A 31-year-old female blood donor from north Kashmir’s Kupwara district has set a glaring example of social service as she has donated blood twenty-five times in the past nine years.
Bilqees Ara, an Accredited Social Health Activist (ASHA) working at health and wellness centre at Gundchabotra village in Kupwara said she first donated blood in 2012 to her cousin who was pregnant and was in dire need of blood.
“I had accompanied my cousin to the hospital where doctors said she needed blood. That is how I donated for the first time,” she said.
Bilqees, a mother of three children said once her child who was ailing in a hospital needed blood and she donated that time too.
Wife of a teacher, Bilqees said most of the women in her area are suffering from anemia and are often in dire need of blood when they deliver their babies.
“I always stand ready to go for blood donation. I am donating it just to save precious lives,” she said.
Bilquees said last year, there was a pregnant lady from her area who was admitted in Lal Ded maternity hospital Srinagar and she needed blood immediately.
She was informed about it at 11 in the night. Bilquees along with her husband drove to Srinagar during the night and donated blood for the patient.
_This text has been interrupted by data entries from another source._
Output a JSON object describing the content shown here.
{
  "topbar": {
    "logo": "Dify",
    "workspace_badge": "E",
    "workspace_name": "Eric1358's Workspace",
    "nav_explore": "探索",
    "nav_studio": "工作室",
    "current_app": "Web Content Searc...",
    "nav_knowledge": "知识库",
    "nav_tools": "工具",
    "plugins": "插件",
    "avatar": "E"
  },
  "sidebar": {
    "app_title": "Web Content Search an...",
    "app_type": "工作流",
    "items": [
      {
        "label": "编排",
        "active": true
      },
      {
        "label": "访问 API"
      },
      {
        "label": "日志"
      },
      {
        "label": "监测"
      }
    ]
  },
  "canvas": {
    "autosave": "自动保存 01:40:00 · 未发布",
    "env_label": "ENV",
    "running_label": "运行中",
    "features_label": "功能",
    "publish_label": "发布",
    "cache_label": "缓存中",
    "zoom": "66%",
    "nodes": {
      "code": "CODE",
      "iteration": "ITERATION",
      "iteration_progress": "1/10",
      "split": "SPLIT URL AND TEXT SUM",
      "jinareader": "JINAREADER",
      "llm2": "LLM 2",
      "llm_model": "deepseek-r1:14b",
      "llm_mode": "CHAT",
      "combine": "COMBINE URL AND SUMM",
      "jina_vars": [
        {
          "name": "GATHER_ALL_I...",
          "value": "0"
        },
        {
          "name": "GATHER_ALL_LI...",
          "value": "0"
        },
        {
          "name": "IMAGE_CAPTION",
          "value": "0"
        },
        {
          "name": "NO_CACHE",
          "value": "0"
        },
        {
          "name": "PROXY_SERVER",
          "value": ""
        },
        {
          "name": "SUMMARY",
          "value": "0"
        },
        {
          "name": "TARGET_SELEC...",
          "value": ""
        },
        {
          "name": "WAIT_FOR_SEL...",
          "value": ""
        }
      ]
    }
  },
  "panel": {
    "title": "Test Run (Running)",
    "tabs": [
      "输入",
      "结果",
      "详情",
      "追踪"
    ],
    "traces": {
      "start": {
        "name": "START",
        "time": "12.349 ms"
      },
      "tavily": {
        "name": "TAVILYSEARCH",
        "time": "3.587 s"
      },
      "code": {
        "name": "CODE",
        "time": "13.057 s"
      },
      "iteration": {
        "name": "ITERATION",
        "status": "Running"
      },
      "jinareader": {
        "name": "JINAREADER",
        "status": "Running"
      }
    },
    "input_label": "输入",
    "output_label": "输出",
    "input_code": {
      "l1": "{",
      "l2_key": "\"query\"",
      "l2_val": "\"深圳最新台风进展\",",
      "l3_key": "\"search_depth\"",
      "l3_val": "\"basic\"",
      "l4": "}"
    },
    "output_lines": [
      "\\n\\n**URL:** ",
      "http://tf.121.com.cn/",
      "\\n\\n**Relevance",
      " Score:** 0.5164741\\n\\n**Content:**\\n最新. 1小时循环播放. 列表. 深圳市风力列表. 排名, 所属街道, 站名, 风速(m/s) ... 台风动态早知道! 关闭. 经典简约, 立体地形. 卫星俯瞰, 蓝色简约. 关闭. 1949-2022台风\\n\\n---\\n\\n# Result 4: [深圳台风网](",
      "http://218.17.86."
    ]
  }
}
Her blood helped make that recovery possible.
Besides herself being a blood donor, she is an active campaigner for the same cause as well.
“I ask everyone to donate blood. There is nothing wrong with it. There is still a social stigma about it when it comes to females. But now I get calls from many women who also want to donate their blood,” she says.
Optimistic Bilquees is satisfied being part of such a noble cause.
“If I save a life by donating one pint, it gives me pleasure. I want to donate till my last breath,” she says.
Bilquees is a regular blood donor at District Hospital Handwara where she has donated blood more than twelve times so far. She has also donated blood at Sub District Hospital Kupwara and LD Hospital Srinagar on several occasions.
“Whenever a patient needs blood, officials at Blood Bank at DH Handwara call me and I try to make myself available as quickly as possible to donate blood,” she said.
She said her determination has also motivated her husband who is also a blood donor. She is encouraging women in her neighborhood to donate blood.
The ASHA worker, also a COVID-19 warrior, said she has been at the frontlines in vaccination and has motivated people to come forward and get vaccinated.
Since the Covid vaccination drive started across Kashmir, she has persuaded scores to take the COVID vaccine to keep the deadly disease at bay.
During 2014-15, Government Medical College, Srinagar conducted a study titled 'Gender Differences in Blood Donation' among donors of Kashmir. The study revealed that females contribute a meager 4.44% of blood while blood donation by males was 95.56% in J&K.
Dr Javaid Iqbal Khan, a hematologist at Srinagar’s Lal Ded hospital who also handles the hospital’s blood bank said there is no government protocol for blood donation.
“When we are in dire need of blood during emergencies, we inform the public. We also contact the volunteer donors directly,” he said.
“Those who donate blood, it regenerates among them. Donors need to eat an iron-rich diet. They should also eat fruits, meat and vegetables,” Dr Javaid said.
The need for blood is often felt at the maternity hospital.
The doctor said a male can donate 4 pints in a year while a female can donate three times in a year.
“If someone donates more than four pints, it will become problematic and can cause anemia. Any person below 18 can’t donate blood. It is a crime,” Dr Javaid said.
“In India, 65 is the upper age limit to donate the blood. The best age is 60. In developed countries, the upper age limit for the donation is 75,” he said.